We spotted this baby elephant on a game drive and asked our driver if it was unusual to see a baby this small with no adult elephants around. He said that the baby was likely an orphan. We informed the park rangers upon leaving the park and, hopefully, they took care of the baby.


Even with all the death that seemed to be in this park, we also saw quite a bit of new life and families surviving.





We also saw many animals feeding and hanging out in the water around the park.




We saw some of the usual spotted animals......


and some of the not-so-usual spotted animals.


Our driver had to help this driver to get unstuck. We were glad it wasn't us needing help and that our vehicle was a little more off-road appropriate.


--Sarah--




Wednesday, September 2, 2009

Africa Part VI: Maasai Jumping, Leopard Eating, Balloon Riding, Animal Sighting

We arrived in the Maasai Mara National Reserve and went to visit a Maasai village. It was interesting to see the warriors dancing, jumping, and singing with the strangest sounds. Amelia and I were dragged into the dancing with the women in what ended being an engagement dance and they gave us beaded necklaces to wear while we danced around with them. After the dancing, we visited inside their village and were shown into one of the homes. It was interesting, but this village seemed a little commercial which was disappointing.

video

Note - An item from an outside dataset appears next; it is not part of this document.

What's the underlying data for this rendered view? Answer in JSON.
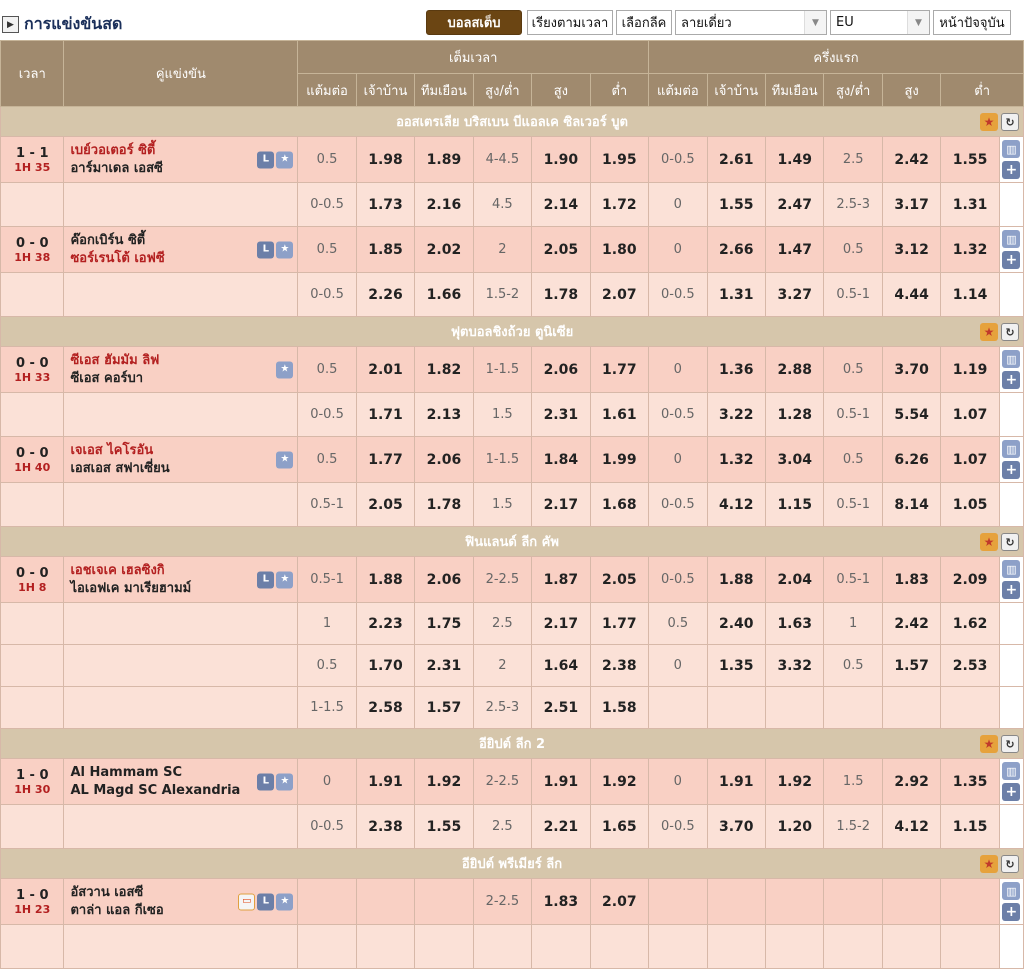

After the village, we went on an afternoon game drive. As soon as we entered the reserve, our driver began driving faster and wouldn't answer our questions while he listened to his radio to the other drivers in the park. We figured out pretty quickly that he heard on his radio that there was something very exciting and he was wasting no time in getting us over to it. He didn't want to tell us in case it wasn't there when we arrived.

We saw our first leopard! Up in a tree! And it was eating a kill! This was amazing to see and I tried to get the best pictures I could. We were pretty close but far enough away to not bother the leopard too much. The leopard had stripped the animal and looked up at us a few times. We were not sure what animal it was but our driver guessed a young wildebeest because of the hair on the animal that was still visible.

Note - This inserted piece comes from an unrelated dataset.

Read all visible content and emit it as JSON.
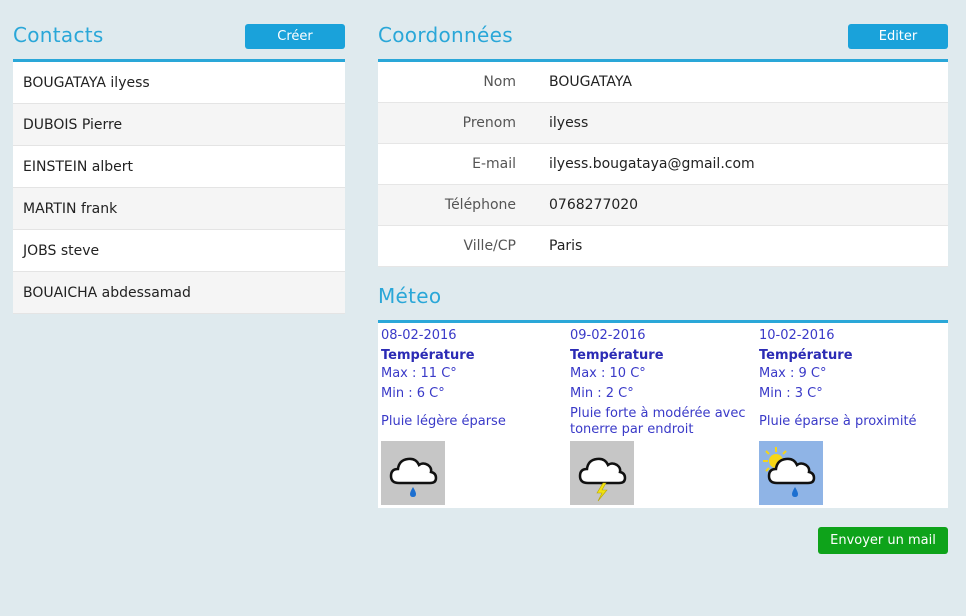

The next morning, we woke up very early to go on a hot air balloon ride. Before we even got into the balloon, the excitement began! Two women got attacked by ants! These ants were about two centimeters long and bit hard! Very quickly, these two women had ants all over them. They literally had ants in their pants and the only way to get rid of them (according to the balloon workers around) is to take off your clothes and get them all off you! So, the two women, not caring about anything other than getting those ants off, stripped down and started pulling off ants.

When we got in the balloon, one of these women was standing next to me and was still picking off ants. I helped her when I saw one, but also was crossing my fingers that no ants would make their way to me! They didn't but they sure did ruin the first half of the balloon ride for these two ladies!

In the balloon, we could spot so many animals below us. At some points we were pretty high above them, but then the balloon pilot would let our balloon sink down to not very far off the ground at all! At one point, when we were near landing, we parted a herd of wildebeests and zebras.


video

After landing, we got back in the vehicles and on the way to breakfast saw some hippos.


After the hippos, we had a champagne breakfast in the bush!


After breakfast, we we had another game drive that was supposed to last until the afternoon. This meant that we also got to have a picnic lunch in the bush.

During our game drive, we saw a couple of cheetahs chilling under a bush.


We saw a very big elephant.

And we also saw some very small elephants.

And some medium-sized.

We found a big lion.



We found some Maasai giraffes.

And then we had lunch.

After lunch, we found some more hippos.

This is where I took one of my favorite pictures of my mom during this trip (after of course the one with Kalama).

That evening, to round out our bush meals, we had dinner in the bush! No pictures for that one though.

As always, more pictures are at my flickr site.

--Sarah--